(Data shown)

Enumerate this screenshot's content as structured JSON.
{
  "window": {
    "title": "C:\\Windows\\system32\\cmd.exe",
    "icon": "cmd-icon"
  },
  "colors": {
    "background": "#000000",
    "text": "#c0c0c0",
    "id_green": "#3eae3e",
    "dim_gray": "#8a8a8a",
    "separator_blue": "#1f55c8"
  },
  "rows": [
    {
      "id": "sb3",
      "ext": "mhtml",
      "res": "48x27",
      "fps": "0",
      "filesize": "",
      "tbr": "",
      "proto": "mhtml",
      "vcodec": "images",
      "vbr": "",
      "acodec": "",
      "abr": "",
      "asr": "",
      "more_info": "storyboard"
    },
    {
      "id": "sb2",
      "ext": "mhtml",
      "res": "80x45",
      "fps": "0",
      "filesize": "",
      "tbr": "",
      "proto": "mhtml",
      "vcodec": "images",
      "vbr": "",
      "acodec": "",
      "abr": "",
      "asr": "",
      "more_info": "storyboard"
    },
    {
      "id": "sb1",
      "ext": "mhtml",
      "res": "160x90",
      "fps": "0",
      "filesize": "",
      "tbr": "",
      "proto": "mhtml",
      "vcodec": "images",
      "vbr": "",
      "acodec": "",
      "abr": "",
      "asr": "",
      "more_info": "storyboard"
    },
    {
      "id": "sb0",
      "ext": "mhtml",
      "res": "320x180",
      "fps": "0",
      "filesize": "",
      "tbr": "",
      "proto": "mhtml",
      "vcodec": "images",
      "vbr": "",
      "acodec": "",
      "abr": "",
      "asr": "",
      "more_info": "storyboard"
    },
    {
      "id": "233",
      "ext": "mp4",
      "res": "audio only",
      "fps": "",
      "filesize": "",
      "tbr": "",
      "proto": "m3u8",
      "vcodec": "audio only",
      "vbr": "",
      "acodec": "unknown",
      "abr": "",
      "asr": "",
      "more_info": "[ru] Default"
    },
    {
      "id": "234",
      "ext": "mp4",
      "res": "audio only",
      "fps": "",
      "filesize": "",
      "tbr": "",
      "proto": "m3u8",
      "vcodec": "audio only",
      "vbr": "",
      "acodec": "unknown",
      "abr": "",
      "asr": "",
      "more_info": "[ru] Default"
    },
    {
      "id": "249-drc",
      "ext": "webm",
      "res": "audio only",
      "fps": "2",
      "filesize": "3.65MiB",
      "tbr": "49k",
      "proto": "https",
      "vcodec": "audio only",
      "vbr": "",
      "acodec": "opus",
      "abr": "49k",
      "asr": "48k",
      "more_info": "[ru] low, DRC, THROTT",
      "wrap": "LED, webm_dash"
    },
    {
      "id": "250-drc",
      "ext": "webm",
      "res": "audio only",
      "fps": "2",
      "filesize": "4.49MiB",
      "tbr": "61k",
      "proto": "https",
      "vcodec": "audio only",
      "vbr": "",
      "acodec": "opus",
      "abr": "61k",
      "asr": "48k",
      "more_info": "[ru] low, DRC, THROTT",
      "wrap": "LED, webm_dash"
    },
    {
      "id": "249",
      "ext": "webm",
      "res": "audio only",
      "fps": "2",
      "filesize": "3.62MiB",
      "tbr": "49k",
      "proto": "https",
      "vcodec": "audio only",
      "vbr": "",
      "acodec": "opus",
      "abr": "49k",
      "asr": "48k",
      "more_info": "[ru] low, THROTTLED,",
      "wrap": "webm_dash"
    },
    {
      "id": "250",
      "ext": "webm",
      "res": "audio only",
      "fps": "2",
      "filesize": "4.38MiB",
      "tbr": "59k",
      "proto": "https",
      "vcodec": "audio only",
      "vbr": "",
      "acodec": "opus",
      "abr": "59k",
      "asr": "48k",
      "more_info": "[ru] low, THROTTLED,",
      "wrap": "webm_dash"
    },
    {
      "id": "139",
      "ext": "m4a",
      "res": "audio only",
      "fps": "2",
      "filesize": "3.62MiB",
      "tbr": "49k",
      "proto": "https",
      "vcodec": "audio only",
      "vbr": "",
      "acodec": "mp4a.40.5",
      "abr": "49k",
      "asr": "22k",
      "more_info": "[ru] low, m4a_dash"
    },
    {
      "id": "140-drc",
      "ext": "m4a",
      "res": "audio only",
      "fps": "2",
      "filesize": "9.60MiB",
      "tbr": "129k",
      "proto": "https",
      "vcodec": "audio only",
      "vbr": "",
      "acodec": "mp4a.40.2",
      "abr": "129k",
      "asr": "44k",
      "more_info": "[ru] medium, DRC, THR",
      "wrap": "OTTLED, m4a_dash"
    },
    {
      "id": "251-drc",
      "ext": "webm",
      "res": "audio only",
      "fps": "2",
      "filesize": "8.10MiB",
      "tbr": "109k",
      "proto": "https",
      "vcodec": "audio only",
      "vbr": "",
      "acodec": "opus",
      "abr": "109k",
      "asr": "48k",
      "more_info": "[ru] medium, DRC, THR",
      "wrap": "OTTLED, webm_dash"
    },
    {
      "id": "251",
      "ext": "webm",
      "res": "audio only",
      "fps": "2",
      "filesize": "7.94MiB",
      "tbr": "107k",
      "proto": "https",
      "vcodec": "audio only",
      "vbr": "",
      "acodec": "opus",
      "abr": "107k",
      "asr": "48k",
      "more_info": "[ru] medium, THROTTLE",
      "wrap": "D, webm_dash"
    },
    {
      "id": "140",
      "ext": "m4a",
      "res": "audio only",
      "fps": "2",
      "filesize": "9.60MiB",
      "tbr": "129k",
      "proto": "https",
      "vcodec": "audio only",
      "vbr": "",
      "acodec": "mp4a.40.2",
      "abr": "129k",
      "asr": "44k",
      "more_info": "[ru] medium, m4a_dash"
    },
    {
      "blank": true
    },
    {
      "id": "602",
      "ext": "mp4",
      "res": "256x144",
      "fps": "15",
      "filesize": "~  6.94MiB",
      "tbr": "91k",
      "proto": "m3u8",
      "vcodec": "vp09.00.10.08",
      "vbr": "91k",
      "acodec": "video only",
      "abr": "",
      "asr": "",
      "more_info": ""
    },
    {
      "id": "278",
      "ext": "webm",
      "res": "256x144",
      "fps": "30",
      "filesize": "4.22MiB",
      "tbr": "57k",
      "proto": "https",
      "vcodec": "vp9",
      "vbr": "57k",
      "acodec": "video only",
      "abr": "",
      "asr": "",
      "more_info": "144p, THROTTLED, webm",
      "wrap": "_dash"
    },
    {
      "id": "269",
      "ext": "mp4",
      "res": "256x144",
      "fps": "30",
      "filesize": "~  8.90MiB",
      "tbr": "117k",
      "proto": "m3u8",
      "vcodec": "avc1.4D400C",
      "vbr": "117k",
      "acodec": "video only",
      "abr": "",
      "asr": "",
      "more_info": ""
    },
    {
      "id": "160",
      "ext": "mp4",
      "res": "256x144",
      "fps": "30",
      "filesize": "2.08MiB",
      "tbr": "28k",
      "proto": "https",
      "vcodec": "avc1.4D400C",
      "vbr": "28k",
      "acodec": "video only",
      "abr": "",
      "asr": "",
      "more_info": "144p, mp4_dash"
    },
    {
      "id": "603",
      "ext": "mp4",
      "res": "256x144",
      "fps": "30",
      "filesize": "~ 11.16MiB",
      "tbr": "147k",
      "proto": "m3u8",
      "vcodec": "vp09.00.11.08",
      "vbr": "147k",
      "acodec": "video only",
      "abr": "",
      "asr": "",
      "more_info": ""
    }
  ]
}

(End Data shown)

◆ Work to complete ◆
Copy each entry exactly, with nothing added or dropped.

◆ Result of the task ◆
Enumerate this screenshot's content as structured JSON.
{
  "window": {
    "title": "C:\\Windows\\system32\\cmd.exe",
    "icon": "cmd-icon"
  },
  "colors": {
    "background": "#000000",
    "text": "#c0c0c0",
    "id_green": "#3eae3e",
    "dim_gray": "#8a8a8a",
    "separator_blue": "#1f55c8"
  },
  "rows": [
    {
      "id": "sb3",
      "ext": "mhtml",
      "res": "48x27",
      "fps": "0",
      "filesize": "",
      "tbr": "",
      "proto": "mhtml",
      "vcodec": "images",
      "vbr": "",
      "acodec": "",
      "abr": "",
      "asr": "",
      "more_info": "storyboard"
    },
    {
      "id": "sb2",
      "ext": "mhtml",
      "res": "80x45",
      "fps": "0",
      "filesize": "",
      "tbr": "",
      "proto": "mhtml",
      "vcodec": "images",
      "vbr": "",
      "acodec": "",
      "abr": "",
      "asr": "",
      "more_info": "storyboard"
    },
    {
      "id": "sb1",
      "ext": "mhtml",
      "res": "160x90",
      "fps": "0",
      "filesize": "",
      "tbr": "",
      "proto": "mhtml",
      "vcodec": "images",
      "vbr": "",
      "acodec": "",
      "abr": "",
      "asr": "",
      "more_info": "storyboard"
    },
    {
      "id": "sb0",
      "ext": "mhtml",
      "res": "320x180",
      "fps": "0",
      "filesize": "",
      "tbr": "",
      "proto": "mhtml",
      "vcodec": "images",
      "vbr": "",
      "acodec": "",
      "abr": "",
      "asr": "",
      "more_info": "storyboard"
    },
    {
      "id": "233",
      "ext": "mp4",
      "res": "audio only",
      "fps": "",
      "filesize": "",
      "tbr": "",
      "proto": "m3u8",
      "vcodec": "audio only",
      "vbr": "",
      "acodec": "unknown",
      "abr": "",
      "asr": "",
      "more_info": "[ru] Default"
    },
    {
      "id": "234",
      "ext": "mp4",
      "res": "audio only",
      "fps": "",
      "filesize": "",
      "tbr": "",
      "proto": "m3u8",
      "vcodec": "audio only",
      "vbr": "",
      "acodec": "unknown",
      "abr": "",
      "asr": "",
      "more_info": "[ru] Default"
    },
    {
      "id": "249-drc",
      "ext": "webm",
      "res": "audio only",
      "fps": "2",
      "filesize": "3.65MiB",
      "tbr": "49k",
      "proto": "https",
      "vcodec": "audio only",
      "vbr": "",
      "acodec": "opus",
      "abr": "49k",
      "asr": "48k",
      "more_info": "[ru] low, DRC, THROTT",
      "wrap": "LED, webm_dash"
    },
    {
      "id": "250-drc",
      "ext": "webm",
      "res": "audio only",
      "fps": "2",
      "filesize": "4.49MiB",
      "tbr": "61k",
      "proto": "https",
      "vcodec": "audio only",
      "vbr": "",
      "acodec": "opus",
      "abr": "61k",
      "asr": "48k",
      "more_info": "[ru] low, DRC, THROTT",
      "wrap": "LED, webm_dash"
    },
    {
      "id": "249",
      "ext": "webm",
      "res": "audio only",
      "fps": "2",
      "filesize": "3.62MiB",
      "tbr": "49k",
      "proto": "https",
      "vcodec": "audio only",
      "vbr": "",
      "acodec": "opus",
      "abr": "49k",
      "asr": "48k",
      "more_info": "[ru] low, THROTTLED,",
      "wrap": "webm_dash"
    },
    {
      "id": "250",
      "ext": "webm",
      "res": "audio only",
      "fps": "2",
      "filesize": "4.38MiB",
      "tbr": "59k",
      "proto": "https",
      "vcodec": "audio only",
      "vbr": "",
      "acodec": "opus",
      "abr": "59k",
      "asr": "48k",
      "more_info": "[ru] low, THROTTLED,",
      "wrap": "webm_dash"
    },
    {
      "id": "139",
      "ext": "m4a",
      "res": "audio only",
      "fps": "2",
      "filesize": "3.62MiB",
      "tbr": "49k",
      "proto": "https",
      "vcodec": "audio only",
      "vbr": "",
      "acodec": "mp4a.40.5",
      "abr": "49k",
      "asr": "22k",
      "more_info": "[ru] low, m4a_dash"
    },
    {
      "id": "140-drc",
      "ext": "m4a",
      "res": "audio only",
      "fps": "2",
      "filesize": "9.60MiB",
      "tbr": "129k",
      "proto": "https",
      "vcodec": "audio only",
      "vbr": "",
      "acodec": "mp4a.40.2",
      "abr": "129k",
      "asr": "44k",
      "more_info": "[ru] medium, DRC, THR",
      "wrap": "OTTLED, m4a_dash"
    },
    {
      "id": "251-drc",
      "ext": "webm",
      "res": "audio only",
      "fps": "2",
      "filesize": "8.10MiB",
      "tbr": "109k",
      "proto": "https",
      "vcodec": "audio only",
      "vbr": "",
      "acodec": "opus",
      "abr": "109k",
      "asr": "48k",
      "more_info": "[ru] medium, DRC, THR",
      "wrap": "OTTLED, webm_dash"
    },
    {
      "id": "251",
      "ext": "webm",
      "res": "audio only",
      "fps": "2",
      "filesize": "7.94MiB",
      "tbr": "107k",
      "proto": "https",
      "vcodec": "audio only",
      "vbr": "",
      "acodec": "opus",
      "abr": "107k",
      "asr": "48k",
      "more_info": "[ru] medium, THROTTLE",
      "wrap": "D, webm_dash"
    },
    {
      "id": "140",
      "ext": "m4a",
      "res": "audio only",
      "fps": "2",
      "filesize": "9.60MiB",
      "tbr": "129k",
      "proto": "https",
      "vcodec": "audio only",
      "vbr": "",
      "acodec": "mp4a.40.2",
      "abr": "129k",
      "asr": "44k",
      "more_info": "[ru] medium, m4a_dash"
    },
    {
      "blank": true
    },
    {
      "id": "602",
      "ext": "mp4",
      "res": "256x144",
      "fps": "15",
      "filesize": "~  6.94MiB",
      "tbr": "91k",
      "proto": "m3u8",
      "vcodec": "vp09.00.10.08",
      "vbr": "91k",
      "acodec": "video only",
      "abr": "",
      "asr": "",
      "more_info": ""
    },
    {
      "id": "278",
      "ext": "webm",
      "res": "256x144",
      "fps": "30",
      "filesize": "4.22MiB",
      "tbr": "57k",
      "proto": "https",
      "vcodec": "vp9",
      "vbr": "57k",
      "acodec": "video only",
      "abr": "",
      "asr": "",
      "more_info": "144p, THROTTLED, webm",
      "wrap": "_dash"
    },
    {
      "id": "269",
      "ext": "mp4",
      "res": "256x144",
      "fps": "30",
      "filesize": "~  8.90MiB",
      "tbr": "117k",
      "proto": "m3u8",
      "vcodec": "avc1.4D400C",
      "vbr": "117k",
      "acodec": "video only",
      "abr": "",
      "asr": "",
      "more_info": ""
    },
    {
      "id": "160",
      "ext": "mp4",
      "res": "256x144",
      "fps": "30",
      "filesize": "2.08MiB",
      "tbr": "28k",
      "proto": "https",
      "vcodec": "avc1.4D400C",
      "vbr": "28k",
      "acodec": "video only",
      "abr": "",
      "asr": "",
      "more_info": "144p, mp4_dash"
    },
    {
      "id": "603",
      "ext": "mp4",
      "res": "256x144",
      "fps": "30",
      "filesize": "~ 11.16MiB",
      "tbr": "147k",
      "proto": "m3u8",
      "vcodec": "vp09.00.11.08",
      "vbr": "147k",
      "acodec": "video only",
      "abr": "",
      "asr": "",
      "more_info": ""
    }
  ]
}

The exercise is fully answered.